Health Benefits Terminology… Explained!

Deductible… coinsurance… out-of-pocket. What do these terms mean? More importantly, how do these terms impact what you’ll pay for health care?

To understand how your insurance company covers your claims and determine what you will owe to your healthcare provider, it can be helpful to first understand these terms.

Health Insurance: Arrangement with an insurance company to help protect you from the high costs of health care and improve access to health care services. Health insurance works by spreading the cost of care among large groups of people. Insurance premiums paid by one person help pay for the care of others.

Deductible: Amount you owe for health care services each year before the insurance company begins to pay.

Embedded deductible: Embedded deductibles have two components: individual deductibles for each family member and a combined family deductible. When a family member meets his or her individual deductible, the insurance company will begin paying according to the plan’s coverage for that
member. When the total amount the family has paid towards individual deductibles reaches the family deductible, the insurance company will then begin paying according to the plan’s coverage for all family members.

For example: Olivia and Tyler have a family health plan that has a $1,500 individual deductible and a $3,000 family deductible that covers them and their three children. Olivia meets her $1,500 deductible after giving birth to their youngest child in February. Son Sam breaks his leg and also meets his $1,500 individual deductible in March, which means the family deductible of $3,000 has now been met. When Tyler needs carpal tunnel surgery later in the year, he does not have to satisfy a deductible before the plan begins to pay.
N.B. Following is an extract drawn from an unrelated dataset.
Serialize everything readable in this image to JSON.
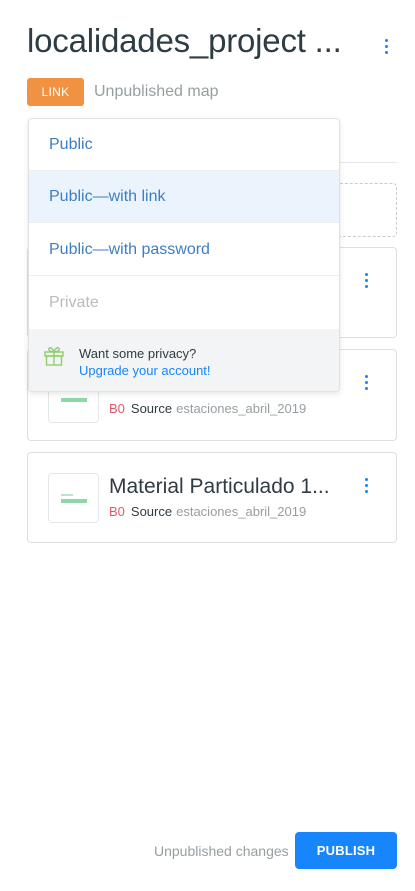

Non-embedded deductible: Non-embedded, or aggregate, deductible is simpler than an embedded deductible. With a non-embedded deductible, there is only a family deductible. All family members’ out-of-pocket expenses count toward the family deductible until it is met, and then they are all covered with the health plan’s usual copays or coinsurance. It doesn’t matter if one person incurs all the expenses that meet the deductible or if two or more family members contribute toward meeting the family deductible.

For example: Antonio and his family have a health plan with a nonembedded deductible. The family deductible is $2,600.
Daughter Isabella had acute appendicitis that required surgery costing $2,300. Antonio sprained his ankle and medical care cost $400. The combined out-of-pocket expenses from Isabella’s and Antonio’s medical treatments met the family deductible; any further medical care for anyone in the family will be covered by the insurance company according to the plan benefits.
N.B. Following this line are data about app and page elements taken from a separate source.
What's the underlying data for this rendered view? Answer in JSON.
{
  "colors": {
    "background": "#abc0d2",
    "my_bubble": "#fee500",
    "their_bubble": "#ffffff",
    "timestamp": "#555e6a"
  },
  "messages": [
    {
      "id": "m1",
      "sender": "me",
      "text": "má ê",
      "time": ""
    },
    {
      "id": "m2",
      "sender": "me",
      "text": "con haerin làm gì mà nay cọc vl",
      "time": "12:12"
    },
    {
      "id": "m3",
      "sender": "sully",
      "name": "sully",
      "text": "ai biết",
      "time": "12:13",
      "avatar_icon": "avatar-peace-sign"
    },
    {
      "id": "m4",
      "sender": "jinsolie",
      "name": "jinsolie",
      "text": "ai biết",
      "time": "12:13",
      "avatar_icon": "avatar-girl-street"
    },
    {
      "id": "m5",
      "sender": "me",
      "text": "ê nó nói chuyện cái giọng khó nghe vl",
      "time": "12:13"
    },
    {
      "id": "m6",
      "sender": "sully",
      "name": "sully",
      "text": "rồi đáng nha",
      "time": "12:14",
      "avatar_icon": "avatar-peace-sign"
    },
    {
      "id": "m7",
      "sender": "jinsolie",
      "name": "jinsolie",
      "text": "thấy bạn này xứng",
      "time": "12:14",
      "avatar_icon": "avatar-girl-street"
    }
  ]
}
Coinsurance: Your percentage share of the allowed costs for a covered health care service.

For example: Joe’s surgery costs $8,000. Because he has a $1,500 annual deductible, Joe is responsible for the first $1,500 of the surgery. After that, he has met his deductible and his carrier will cover 70 percent of the remaining cost, a total of $4,550. Joe will still be responsible for 30 percent, or $1,950, of the remaining cost. Therefore, the total Joe must pay for his surgery is $3,450.
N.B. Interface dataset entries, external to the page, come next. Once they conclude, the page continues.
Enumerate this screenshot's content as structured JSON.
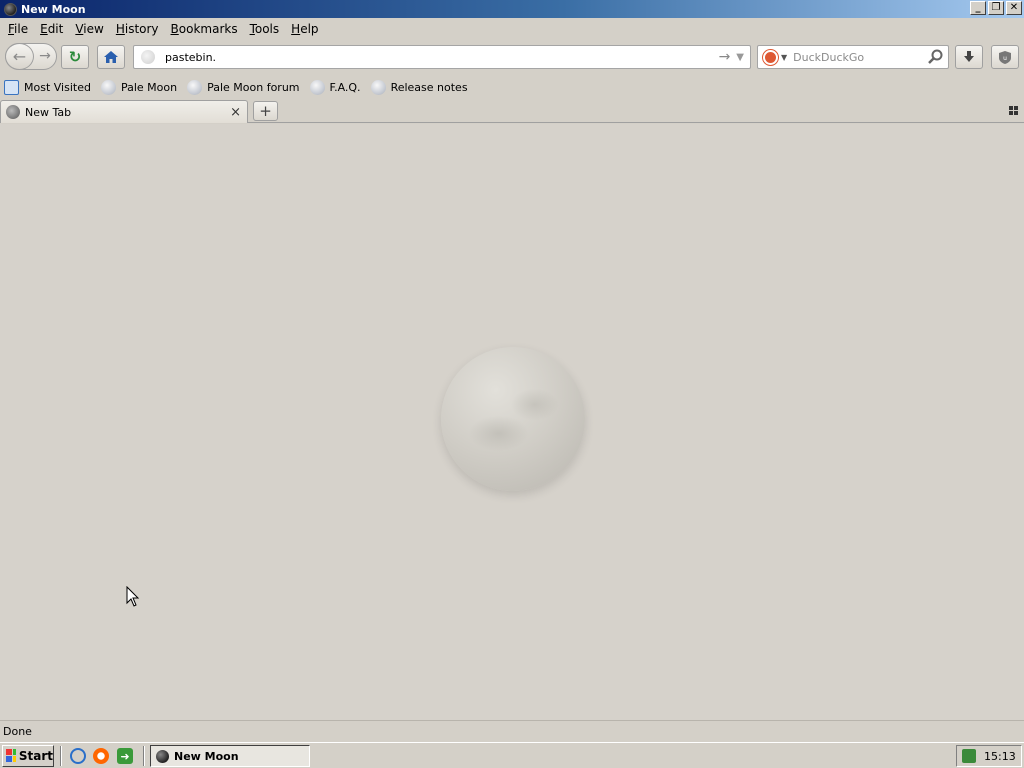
{
  "window": {
    "title": "New Moon"
  },
  "menubar": {
    "items": [
      {
        "label": "File",
        "key": "F",
        "rest": "ile"
      },
      {
        "label": "Edit",
        "key": "E",
        "rest": "dit"
      },
      {
        "label": "View",
        "key": "V",
        "rest": "iew"
      },
      {
        "label": "History",
        "key": "H",
        "rest": "istory"
      },
      {
        "label": "Bookmarks",
        "key": "B",
        "rest": "ookmarks"
      },
      {
        "label": "Tools",
        "key": "T",
        "rest": "ools"
      },
      {
        "label": "Help",
        "key": "H",
        "rest": "elp"
      }
    ]
  },
  "navbar": {
    "url": "pastebin.",
    "search_placeholder": "DuckDuckGo"
  },
  "bookmarks": {
    "items": [
      "Most Visited",
      "Pale Moon",
      "Pale Moon forum",
      "F.A.Q.",
      "Release notes"
    ]
  },
  "tabs": {
    "items": [
      {
        "label": "New Tab"
      }
    ],
    "close_glyph": "×",
    "new_tab_glyph": "+"
  },
  "statusbar": {
    "text": "Done"
  },
  "taskbar": {
    "start_label": "Start",
    "task_label": "New Moon",
    "clock": "15:13"
  }
}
Out-of-Pocket Maximum (OOPM or OPM): An OPM protects you from very high medical expenses. It is the most you should have to pay for your health care during a year, excluding the monthly premium. After you reach the OPM, your plan begins to pay 100 percent of the allowed amount for covered services for the rest of the year.

Copayment: A copayment, or copay, is a fixed amount you pay for a covered health care service, usually when you get the service. Deductibles often will not apply when a copay is assigned to a service.

Preventive care: Proactive, comprehensive care emphasizing prevention, early detection, and early treatment of conditions. Generally includes routine physical exams, immunizations and well-person care.

Office visit: Services provided in a physician’s office.

Urgent care center: Health care facility whose primary purpose is the provision of immediate, short-term medical care for minor but urgent medical conditions. Serves as an alternative to the hospital emergency room.

Emergency services: Services provided for an unforeseen acute illness or injury that requires immediate medical attention.

Telemedicine (telehealth): Technology-based visits that allows a doctor and patient to communicate without being in the same physical space. Serves as another alternative to emergency care as well as to urgent care or office visits. Telemedicine is not a complete replacement for direct patient care, but it can be used to evaluate, diagnose and prescribe treatments for many common illnesses for lower costs and at times when primary care physicians are not available or open.

Participating provider (In-Network Provider): Health care provider (clinic, hospital, doctor, laboratory, health care practitioner or pharmacy) who has contracted with a particular insurance carrier or health plan to provide health care services to its members.

Primary care physician (PCP): Physician who is responsible for monitoring and coordinating a patient’s overall health care, and refers the patient to appropriate specialists when necessary. Many managed care plans require members to choose a PCP as part of their strategy to increase their quality of care and control costs.